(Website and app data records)
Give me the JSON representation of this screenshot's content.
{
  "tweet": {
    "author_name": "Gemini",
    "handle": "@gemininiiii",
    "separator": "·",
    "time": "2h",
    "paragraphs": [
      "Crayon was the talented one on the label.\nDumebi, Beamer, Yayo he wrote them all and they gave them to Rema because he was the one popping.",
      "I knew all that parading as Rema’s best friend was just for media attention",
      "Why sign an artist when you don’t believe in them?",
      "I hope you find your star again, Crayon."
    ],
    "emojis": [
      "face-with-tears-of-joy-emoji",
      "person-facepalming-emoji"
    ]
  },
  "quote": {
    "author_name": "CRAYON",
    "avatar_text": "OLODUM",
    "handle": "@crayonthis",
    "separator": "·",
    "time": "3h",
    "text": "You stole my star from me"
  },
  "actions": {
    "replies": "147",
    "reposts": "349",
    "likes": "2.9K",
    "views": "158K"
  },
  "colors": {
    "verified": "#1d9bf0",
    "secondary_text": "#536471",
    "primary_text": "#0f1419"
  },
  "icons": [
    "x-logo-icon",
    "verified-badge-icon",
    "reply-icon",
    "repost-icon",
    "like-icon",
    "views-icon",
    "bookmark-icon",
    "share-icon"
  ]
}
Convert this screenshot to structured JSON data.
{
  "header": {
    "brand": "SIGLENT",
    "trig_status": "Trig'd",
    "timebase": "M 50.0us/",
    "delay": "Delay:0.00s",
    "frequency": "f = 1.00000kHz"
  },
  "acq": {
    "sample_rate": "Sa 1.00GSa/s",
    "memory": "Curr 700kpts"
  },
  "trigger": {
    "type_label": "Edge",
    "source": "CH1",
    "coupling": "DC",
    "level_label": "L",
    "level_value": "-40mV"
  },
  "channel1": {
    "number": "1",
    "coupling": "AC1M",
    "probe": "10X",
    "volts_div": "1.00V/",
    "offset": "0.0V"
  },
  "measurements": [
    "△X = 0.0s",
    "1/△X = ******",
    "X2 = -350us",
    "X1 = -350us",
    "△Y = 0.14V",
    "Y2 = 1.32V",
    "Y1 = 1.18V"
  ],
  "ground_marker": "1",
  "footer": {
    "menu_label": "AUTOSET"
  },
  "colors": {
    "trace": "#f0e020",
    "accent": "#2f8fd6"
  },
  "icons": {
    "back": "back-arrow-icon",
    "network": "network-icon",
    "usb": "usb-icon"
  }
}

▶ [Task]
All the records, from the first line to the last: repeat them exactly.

▶ [Solution for this problem]
Give me the JSON representation of this screenshot's content.
{
  "tweet": {
    "author_name": "Gemini",
    "handle": "@gemininiiii",
    "separator": "·",
    "time": "2h",
    "paragraphs": [
      "Crayon was the talented one on the label.\nDumebi, Beamer, Yayo he wrote them all and they gave them to Rema because he was the one popping.",
      "I knew all that parading as Rema’s best friend was just for media attention",
      "Why sign an artist when you don’t believe in them?",
      "I hope you find your star again, Crayon."
    ],
    "emojis": [
      "face-with-tears-of-joy-emoji",
      "person-facepalming-emoji"
    ]
  },
  "quote": {
    "author_name": "CRAYON",
    "avatar_text": "OLODUM",
    "handle": "@crayonthis",
    "separator": "·",
    "time": "3h",
    "text": "You stole my star from me"
  },
  "actions": {
    "replies": "147",
    "reposts": "349",
    "likes": "2.9K",
    "views": "158K"
  },
  "colors": {
    "verified": "#1d9bf0",
    "secondary_text": "#536471",
    "primary_text": "#0f1419"
  },
  "icons": [
    "x-logo-icon",
    "verified-badge-icon",
    "reply-icon",
    "repost-icon",
    "like-icon",
    "views-icon",
    "bookmark-icon",
    "share-icon"
  ]
}
Convert this screenshot to structured JSON data.
{
  "header": {
    "brand": "SIGLENT",
    "trig_status": "Trig'd",
    "timebase": "M 50.0us/",
    "delay": "Delay:0.00s",
    "frequency": "f = 1.00000kHz"
  },
  "acq": {
    "sample_rate": "Sa 1.00GSa/s",
    "memory": "Curr 700kpts"
  },
  "trigger": {
    "type_label": "Edge",
    "source": "CH1",
    "coupling": "DC",
    "level_label": "L",
    "level_value": "-40mV"
  },
  "channel1": {
    "number": "1",
    "coupling": "AC1M",
    "probe": "10X",
    "volts_div": "1.00V/",
    "offset": "0.0V"
  },
  "measurements": [
    "△X = 0.0s",
    "1/△X = ******",
    "X2 = -350us",
    "X1 = -350us",
    "△Y = 0.14V",
    "Y2 = 1.32V",
    "Y1 = 1.18V"
  ],
  "ground_marker": "1",
  "footer": {
    "menu_label": "AUTOSET"
  },
  "colors": {
    "trace": "#f0e020",
    "accent": "#2f8fd6"
  },
  "icons": {
    "back": "back-arrow-icon",
    "network": "network-icon",
    "usb": "usb-icon"
  }
}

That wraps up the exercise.